The truth is I did not want this baby though beautiful it almost kills me and bleeding waiting I am not safe even my bedroom ipso facto the post partum a nest like a bird with only plastic or glass slivers to build with makes one sit gingerly alive Im not safe here there was I know technology for this for even a woman with one young child married and wealthy who wanted more but not so soon but how can we have everything I thought its not my place to make this absolute fuck you to whomever sperm egg zygote (God?) I can handle this but cannot, barely not, rock/rock and cover my breasts on fire with chilled cabbage leaves these monstrous bosom-rocks with carelessly cut-out holes for these huge bruise-colored nipples...
is not a metaphor for is
My face, survived.
Is he OK? I said a hundred times is he? where is he? why is he? yes, they said he is. He is. They just want to he is, they said. Beautiful, they said. Big! they said. Your husband weeping.
The face of course it is not yours, perhaps the Demerol, but that moment and even after when your husband said whats his name? and only my own name came to mind.
Yourself divided, severed, everyone smiling.
5am, snow, a low mustard light.
dying is better than this I must but someone says in your voice that no one hears
Birthing is no metaphor?
Lest the suckler hunger. Least.
bones under the bedclothes suffer. I every day age three and dont recall
but there is that sharp taste again like the smell of by-products, a released consequence
The smell, the mess, the literal place, on all fours like an animal you remember nothing.
And am I now one with other women? hardly except perhaps my shattered
everything in and out of the room see a body splayed and naked giving up and you?
Im sorry but there is no new place for anyone to touch me.
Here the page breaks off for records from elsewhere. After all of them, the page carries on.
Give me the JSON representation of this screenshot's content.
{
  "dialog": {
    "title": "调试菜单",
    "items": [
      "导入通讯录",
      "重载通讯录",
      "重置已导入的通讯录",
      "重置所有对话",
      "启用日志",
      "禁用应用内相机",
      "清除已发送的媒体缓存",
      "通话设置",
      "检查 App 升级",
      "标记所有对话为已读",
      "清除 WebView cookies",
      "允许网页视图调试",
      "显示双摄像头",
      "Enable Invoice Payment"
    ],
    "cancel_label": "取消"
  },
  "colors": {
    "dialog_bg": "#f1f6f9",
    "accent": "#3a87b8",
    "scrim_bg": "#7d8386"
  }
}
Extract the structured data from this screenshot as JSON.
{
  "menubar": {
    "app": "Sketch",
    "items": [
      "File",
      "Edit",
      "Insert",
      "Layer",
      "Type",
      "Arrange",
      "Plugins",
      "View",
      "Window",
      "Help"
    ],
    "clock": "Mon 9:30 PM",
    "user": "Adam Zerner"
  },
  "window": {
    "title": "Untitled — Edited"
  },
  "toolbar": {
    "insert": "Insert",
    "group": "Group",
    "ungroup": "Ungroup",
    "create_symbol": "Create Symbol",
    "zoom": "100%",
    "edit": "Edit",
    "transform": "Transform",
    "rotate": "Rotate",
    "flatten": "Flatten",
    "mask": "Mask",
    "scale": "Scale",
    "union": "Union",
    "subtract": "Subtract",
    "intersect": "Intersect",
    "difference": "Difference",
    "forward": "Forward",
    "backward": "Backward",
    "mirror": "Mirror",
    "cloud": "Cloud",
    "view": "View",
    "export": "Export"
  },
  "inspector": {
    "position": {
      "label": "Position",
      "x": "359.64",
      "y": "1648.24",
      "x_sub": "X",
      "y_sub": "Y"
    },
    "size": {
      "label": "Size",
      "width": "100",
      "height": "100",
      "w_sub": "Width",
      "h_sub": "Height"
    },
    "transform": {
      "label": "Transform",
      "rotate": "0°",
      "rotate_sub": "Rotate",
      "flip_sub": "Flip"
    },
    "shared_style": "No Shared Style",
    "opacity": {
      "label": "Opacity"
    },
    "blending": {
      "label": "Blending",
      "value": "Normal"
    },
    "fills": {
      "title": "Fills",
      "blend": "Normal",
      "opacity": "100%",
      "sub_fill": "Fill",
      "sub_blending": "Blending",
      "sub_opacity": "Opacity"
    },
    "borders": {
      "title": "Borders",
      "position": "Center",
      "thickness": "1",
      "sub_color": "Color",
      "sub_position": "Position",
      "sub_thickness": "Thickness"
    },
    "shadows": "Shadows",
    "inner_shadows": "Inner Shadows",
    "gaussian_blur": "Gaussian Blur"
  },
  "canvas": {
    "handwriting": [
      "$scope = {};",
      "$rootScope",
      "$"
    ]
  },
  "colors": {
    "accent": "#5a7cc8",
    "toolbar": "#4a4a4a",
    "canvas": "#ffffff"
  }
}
Bio: Rachel Zucker is the author of Eating in the Underworld, a collection of poems forthcoming from Wesleyan University Press. Her poems have appeared in various journals including APR, Barrow Street, Colorado Review, Fence and Volt as well as in the anthology Best American Poetry 2001. She lives in New York City with her husband and two sons where she edits Boomerang! A Contributors Journal. Either All I or None No Matter Is, Is also appears in Pleiades: A Journal of New Writing and is dedicated to Lynn Chapman, midwife extraordinaire.